While I try hard not to write from a truly editorial perspective, today I feel entirely motivated to do so.
"Gas is $4 a gallon. Oil is $135 a barrel and rising. We import two-thirds of our oil, sending hundreds of billions of dollars to the likes of Russia, Venezuela and Saudi Arabia. And yet we voluntarily prohibit ourselves from even exploring huge domestic reserves of petroleum and natural gas," Charles Krauthammer begins. Four paragraphs later he goes on to say,
"Technological conditions have changed as well. We now are able to drill with far more precision and environmental care than a quarter-century ago. We have thousands of rigs in the Gulf of Mexico, yet not even hurricanes Katrina and Rita resulted in spills of any significance."

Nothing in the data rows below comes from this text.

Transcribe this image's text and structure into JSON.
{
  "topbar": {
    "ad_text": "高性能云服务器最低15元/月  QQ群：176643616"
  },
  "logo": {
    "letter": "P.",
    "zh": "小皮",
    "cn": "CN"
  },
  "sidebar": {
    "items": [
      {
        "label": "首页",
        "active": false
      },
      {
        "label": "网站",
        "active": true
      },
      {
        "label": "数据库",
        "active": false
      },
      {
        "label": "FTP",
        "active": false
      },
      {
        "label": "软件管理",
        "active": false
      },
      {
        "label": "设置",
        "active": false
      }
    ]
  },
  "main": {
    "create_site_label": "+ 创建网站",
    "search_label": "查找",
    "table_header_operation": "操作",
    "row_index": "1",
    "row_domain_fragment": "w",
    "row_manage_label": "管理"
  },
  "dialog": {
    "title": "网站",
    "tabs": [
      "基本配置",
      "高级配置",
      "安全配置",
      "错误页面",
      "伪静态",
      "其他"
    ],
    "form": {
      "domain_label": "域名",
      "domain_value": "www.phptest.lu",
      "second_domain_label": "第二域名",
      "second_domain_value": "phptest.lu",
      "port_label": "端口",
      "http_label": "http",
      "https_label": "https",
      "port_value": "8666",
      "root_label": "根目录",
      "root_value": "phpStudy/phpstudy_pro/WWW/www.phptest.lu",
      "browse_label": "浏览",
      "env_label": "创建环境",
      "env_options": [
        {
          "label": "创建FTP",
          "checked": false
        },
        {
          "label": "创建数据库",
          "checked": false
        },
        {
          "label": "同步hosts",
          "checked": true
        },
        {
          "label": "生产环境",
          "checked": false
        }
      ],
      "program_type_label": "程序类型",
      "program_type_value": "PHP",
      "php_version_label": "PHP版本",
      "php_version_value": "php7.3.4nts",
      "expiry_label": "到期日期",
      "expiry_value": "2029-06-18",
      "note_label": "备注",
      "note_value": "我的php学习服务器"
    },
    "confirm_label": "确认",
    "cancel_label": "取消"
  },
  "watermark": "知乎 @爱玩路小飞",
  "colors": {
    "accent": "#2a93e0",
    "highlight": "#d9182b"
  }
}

This may well be true.
But to use the name of Katrina to justify anything in the oil industry is disrespectful to the damage and the tragedy of our actions in New Orleans.
A lot of oil was spilled in New Orleans during Katrina.
link to photos
According to the ITOPF (The International Tank Owners Pollution Federation Limited), a group that tracks tonnes of oil spilled, there were 10 spills in 2007 that released between 7 and 700 tonnes of oil. There were 21 in 2005 -- and while I can't find the paragraph again this morning, the reason given for the doubling was the hurricanes.
The following was issued by the EPA in regards to an oil spill in New Orleans during Katrina:
In the short-term, residents returning to the area should avoid direct contact with the crude oil contaminated sediments. These compounds can pose a skin irritation problem if they get onto bare or broken skin. Skin contact with crude oils for short periods may cause itchy, red, sore, or peeling skin.
The Louisiana Department of Health and Hospitals (LDHHs) has developed a fact sheet, titled “Extra Precautions for Entering Oil Contaminated Properties in St. Bernard Parish,” that recommends the following safety precautions for persons entering and/or cleaning properties in St. Bernard Parish impacted by the Murphy Oil Spill:
- Protect your skin from contacting oil
- Use oil resistant gloves
- Keep arms and legs covered
- Wear coveralls or clothing that can be discarded
- If you get oil on skin, wash well with soap & water
- Open doors and windows to ventilate the oil-contaminated property
- Be careful not to bring oil-contamination to other places
- Wear boot covers or leave work boots at the oil-contaminated property.
- Do not track oil or oily sediments into your car or truck
- Do not take items with oil to other locations that might contaminate others
- Do not wash clothes worn in the oil spill area with family laundry
- Children and pets should not enter the oil contaminated area
These recommendations are consistent with previous recommendations from US EPA.
Not only was there a lot of oil spilled, but global warming is thought to be the cause of much of the extreme weather we have been experiencing record numbers.
No only was global warming considered a contributing factor in the storm, but Louisiana's own natural integrity has been so decimated by the oil industry that the land was not able to guard itself through the storm.
"At least 1,836 people lost their lives in Hurricane Katrina and in the subsequent floods, making it the deadliest U.S. hurricane since the 1928 Okeechobee Hurricane. The storm is estimated to have been responsible for $81.2 billion (2005 U.S. dollars) in damage, making it the costliest natural disaster in U.S. history." Wikipedia (not condoned -- but so handy)
Perhaps we need oil -- perhaps we will expand drilling --
but we as citizens should make no mistake that what happened in New Orleans is happening all over the world and that that is the cost of not changing our societies. We ravage the earth -- we put into jeopardy the people of this world with no regard for their safety or health to maintain our oil-based societies.